BEGIN EXTRACTED ENTRIES

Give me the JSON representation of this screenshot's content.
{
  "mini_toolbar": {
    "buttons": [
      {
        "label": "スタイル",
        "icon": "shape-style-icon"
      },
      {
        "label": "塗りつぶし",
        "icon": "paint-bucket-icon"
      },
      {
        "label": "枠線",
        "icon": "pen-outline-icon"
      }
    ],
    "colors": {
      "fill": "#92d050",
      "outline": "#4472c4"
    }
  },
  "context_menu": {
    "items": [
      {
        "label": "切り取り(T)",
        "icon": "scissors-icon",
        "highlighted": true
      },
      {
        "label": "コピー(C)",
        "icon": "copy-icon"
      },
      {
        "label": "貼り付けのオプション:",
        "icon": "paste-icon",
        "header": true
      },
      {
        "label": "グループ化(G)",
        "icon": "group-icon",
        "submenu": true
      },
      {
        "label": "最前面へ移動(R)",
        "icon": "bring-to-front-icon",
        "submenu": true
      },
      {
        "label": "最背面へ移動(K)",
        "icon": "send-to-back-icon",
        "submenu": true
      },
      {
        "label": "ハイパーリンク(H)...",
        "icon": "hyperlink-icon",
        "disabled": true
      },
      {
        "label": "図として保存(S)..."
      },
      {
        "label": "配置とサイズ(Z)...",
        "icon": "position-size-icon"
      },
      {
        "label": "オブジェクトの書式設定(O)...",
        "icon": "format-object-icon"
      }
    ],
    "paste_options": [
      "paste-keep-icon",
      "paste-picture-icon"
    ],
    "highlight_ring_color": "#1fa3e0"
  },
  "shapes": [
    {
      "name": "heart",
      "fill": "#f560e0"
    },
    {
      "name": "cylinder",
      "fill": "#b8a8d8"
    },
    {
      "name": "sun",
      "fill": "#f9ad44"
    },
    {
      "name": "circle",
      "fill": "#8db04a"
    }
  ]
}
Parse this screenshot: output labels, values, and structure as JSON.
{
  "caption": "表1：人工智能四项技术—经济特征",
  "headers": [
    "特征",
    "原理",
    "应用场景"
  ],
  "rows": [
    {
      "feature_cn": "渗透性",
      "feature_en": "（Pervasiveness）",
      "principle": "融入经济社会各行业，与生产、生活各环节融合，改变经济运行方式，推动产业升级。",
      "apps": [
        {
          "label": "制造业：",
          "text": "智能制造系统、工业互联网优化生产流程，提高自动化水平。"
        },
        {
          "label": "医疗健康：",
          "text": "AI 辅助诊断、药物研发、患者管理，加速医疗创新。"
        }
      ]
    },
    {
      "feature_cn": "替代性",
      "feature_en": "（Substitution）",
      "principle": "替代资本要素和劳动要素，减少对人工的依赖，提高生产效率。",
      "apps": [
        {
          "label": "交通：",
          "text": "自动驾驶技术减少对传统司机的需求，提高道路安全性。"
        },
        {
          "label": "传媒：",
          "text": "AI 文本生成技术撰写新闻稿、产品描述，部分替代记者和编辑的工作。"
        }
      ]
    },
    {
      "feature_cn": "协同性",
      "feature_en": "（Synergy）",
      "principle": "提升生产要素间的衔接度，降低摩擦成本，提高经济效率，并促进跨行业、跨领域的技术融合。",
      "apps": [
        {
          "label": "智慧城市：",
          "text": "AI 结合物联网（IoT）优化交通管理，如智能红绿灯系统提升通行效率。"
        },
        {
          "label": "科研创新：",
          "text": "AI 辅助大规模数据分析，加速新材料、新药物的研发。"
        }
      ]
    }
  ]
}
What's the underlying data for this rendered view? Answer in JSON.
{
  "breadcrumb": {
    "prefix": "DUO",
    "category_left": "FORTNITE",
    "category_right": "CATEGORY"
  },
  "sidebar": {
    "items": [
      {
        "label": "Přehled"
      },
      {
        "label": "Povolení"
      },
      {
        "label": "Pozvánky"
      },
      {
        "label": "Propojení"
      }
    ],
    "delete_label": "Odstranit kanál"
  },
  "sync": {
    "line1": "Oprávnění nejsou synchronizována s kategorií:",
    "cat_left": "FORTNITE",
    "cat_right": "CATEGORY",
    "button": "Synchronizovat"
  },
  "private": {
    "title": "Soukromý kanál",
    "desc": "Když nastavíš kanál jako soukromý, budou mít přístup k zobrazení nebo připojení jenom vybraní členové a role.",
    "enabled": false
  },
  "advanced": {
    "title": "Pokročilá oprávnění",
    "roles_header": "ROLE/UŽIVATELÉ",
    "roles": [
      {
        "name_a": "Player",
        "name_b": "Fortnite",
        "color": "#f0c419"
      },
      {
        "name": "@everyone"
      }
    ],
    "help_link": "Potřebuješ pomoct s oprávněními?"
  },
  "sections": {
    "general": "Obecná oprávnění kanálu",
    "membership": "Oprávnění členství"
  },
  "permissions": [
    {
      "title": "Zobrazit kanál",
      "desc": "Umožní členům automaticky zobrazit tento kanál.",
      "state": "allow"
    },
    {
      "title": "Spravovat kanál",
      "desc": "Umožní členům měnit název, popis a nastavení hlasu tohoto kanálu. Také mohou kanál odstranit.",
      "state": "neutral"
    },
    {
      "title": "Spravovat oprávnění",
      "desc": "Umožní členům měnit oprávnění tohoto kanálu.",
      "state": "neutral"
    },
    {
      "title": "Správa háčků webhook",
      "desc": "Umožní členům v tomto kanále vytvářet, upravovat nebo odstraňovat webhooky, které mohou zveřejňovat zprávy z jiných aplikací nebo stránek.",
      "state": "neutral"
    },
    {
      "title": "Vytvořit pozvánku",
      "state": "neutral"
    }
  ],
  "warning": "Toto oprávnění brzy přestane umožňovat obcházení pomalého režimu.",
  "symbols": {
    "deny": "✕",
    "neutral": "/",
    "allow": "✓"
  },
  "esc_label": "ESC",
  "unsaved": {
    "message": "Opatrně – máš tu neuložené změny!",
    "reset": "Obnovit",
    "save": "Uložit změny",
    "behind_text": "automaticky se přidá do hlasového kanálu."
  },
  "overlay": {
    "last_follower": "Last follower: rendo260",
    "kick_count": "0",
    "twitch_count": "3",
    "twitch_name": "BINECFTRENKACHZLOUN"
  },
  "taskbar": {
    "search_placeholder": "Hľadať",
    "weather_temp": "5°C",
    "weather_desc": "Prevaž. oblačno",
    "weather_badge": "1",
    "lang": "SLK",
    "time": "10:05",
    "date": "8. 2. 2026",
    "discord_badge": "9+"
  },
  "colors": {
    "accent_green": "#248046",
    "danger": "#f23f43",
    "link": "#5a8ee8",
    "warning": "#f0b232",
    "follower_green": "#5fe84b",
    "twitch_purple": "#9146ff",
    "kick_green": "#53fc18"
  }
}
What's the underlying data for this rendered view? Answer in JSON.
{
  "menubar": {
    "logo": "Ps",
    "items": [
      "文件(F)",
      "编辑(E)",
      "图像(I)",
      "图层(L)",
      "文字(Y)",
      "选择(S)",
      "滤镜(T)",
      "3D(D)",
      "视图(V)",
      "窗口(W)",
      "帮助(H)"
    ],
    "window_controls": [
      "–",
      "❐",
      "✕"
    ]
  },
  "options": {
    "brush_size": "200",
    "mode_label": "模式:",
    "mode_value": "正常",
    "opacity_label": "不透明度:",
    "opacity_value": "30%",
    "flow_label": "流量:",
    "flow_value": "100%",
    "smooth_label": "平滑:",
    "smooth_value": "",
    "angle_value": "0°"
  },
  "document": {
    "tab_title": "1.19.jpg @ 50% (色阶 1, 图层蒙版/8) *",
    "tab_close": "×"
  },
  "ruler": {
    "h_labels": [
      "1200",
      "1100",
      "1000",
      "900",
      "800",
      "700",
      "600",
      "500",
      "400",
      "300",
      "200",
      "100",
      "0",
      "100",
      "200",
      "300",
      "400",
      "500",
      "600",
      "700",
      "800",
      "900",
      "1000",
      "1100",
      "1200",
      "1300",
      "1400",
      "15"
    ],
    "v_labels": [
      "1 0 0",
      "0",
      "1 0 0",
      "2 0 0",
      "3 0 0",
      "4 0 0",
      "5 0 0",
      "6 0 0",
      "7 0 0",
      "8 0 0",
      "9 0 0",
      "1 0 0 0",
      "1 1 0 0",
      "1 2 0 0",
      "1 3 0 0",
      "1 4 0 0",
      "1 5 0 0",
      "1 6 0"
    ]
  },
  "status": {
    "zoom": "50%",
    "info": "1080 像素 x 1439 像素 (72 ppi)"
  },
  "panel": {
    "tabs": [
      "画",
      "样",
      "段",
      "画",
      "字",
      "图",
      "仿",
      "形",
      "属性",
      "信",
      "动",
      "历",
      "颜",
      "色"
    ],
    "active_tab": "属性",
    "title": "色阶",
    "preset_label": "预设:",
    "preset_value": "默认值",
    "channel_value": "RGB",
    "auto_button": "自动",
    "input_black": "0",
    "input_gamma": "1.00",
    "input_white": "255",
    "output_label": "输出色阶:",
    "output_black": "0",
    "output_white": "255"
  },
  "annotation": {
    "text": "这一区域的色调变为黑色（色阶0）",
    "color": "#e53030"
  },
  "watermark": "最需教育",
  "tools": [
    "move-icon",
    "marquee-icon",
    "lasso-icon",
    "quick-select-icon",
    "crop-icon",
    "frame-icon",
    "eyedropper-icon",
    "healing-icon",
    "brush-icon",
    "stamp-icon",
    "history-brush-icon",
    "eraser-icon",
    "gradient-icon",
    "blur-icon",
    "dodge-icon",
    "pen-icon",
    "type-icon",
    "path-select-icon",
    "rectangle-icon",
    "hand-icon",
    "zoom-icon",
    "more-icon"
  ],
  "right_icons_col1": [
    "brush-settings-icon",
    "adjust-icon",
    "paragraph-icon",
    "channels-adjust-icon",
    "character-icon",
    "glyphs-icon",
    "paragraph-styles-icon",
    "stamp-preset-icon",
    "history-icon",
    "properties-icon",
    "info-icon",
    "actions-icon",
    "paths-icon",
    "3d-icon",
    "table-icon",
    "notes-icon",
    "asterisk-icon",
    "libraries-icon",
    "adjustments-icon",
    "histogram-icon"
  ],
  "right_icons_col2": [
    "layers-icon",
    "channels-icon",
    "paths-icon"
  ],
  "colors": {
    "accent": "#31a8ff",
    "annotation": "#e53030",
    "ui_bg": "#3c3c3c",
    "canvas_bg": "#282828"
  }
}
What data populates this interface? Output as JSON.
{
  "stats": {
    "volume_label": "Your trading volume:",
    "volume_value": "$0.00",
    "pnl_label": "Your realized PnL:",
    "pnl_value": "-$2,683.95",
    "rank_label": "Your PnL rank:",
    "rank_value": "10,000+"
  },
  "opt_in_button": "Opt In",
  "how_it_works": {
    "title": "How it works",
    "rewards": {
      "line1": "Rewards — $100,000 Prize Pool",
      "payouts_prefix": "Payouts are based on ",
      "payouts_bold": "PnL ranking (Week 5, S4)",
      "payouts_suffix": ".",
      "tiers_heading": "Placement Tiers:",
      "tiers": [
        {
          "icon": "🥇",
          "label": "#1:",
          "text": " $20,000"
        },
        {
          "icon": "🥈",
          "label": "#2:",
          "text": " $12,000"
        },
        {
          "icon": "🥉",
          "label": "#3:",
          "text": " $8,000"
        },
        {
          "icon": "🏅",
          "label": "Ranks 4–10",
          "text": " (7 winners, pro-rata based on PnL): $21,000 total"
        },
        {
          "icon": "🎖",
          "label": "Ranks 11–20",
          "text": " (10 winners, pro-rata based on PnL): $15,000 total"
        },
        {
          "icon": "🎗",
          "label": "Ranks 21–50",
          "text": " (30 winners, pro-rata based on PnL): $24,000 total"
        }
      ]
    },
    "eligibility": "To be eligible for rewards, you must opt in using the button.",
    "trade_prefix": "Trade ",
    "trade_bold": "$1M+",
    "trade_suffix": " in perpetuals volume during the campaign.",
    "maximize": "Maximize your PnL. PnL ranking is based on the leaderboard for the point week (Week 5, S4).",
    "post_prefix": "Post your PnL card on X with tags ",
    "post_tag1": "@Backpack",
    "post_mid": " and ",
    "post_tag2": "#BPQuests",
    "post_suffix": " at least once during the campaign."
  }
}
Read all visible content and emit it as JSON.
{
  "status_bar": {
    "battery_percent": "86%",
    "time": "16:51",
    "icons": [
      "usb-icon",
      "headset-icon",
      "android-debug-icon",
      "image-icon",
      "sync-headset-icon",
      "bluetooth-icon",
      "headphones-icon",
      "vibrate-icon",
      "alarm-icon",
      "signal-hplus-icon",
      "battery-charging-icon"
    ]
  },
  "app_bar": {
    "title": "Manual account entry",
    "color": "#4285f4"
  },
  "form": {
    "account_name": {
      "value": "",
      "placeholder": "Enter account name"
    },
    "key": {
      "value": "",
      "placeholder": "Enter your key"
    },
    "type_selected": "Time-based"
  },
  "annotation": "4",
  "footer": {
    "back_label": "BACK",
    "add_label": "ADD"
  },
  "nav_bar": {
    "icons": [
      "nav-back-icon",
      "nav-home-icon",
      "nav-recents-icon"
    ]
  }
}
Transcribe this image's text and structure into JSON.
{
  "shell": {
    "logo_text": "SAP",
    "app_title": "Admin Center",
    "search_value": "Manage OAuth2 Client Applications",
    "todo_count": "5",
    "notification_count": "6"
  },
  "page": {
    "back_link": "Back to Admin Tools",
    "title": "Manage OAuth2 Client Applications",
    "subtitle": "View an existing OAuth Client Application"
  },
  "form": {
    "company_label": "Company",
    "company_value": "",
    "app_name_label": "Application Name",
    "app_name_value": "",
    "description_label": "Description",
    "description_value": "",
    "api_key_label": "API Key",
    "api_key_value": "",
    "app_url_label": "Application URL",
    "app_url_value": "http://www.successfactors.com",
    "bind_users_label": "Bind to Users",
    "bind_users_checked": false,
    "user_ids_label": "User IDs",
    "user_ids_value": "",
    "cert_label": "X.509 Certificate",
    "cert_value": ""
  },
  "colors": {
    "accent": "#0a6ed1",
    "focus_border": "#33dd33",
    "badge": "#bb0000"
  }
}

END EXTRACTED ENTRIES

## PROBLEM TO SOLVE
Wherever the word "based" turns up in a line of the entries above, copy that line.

## ANSWER TO THE EXERCISE
      "payouts_prefix": "Payouts are based on ",
          "text": " (7 winners, pro-rata based on PnL): $21,000 total"
          "text": " (10 winners, pro-rata based on PnL): $15,000 total"
          "text": " (30 winners, pro-rata based on PnL): $24,000 total"
    "maximize": "Maximize your PnL. PnL ranking is based on the leaderboard for the point week (Week 5, S4).",
    "type_selected": "Time-based"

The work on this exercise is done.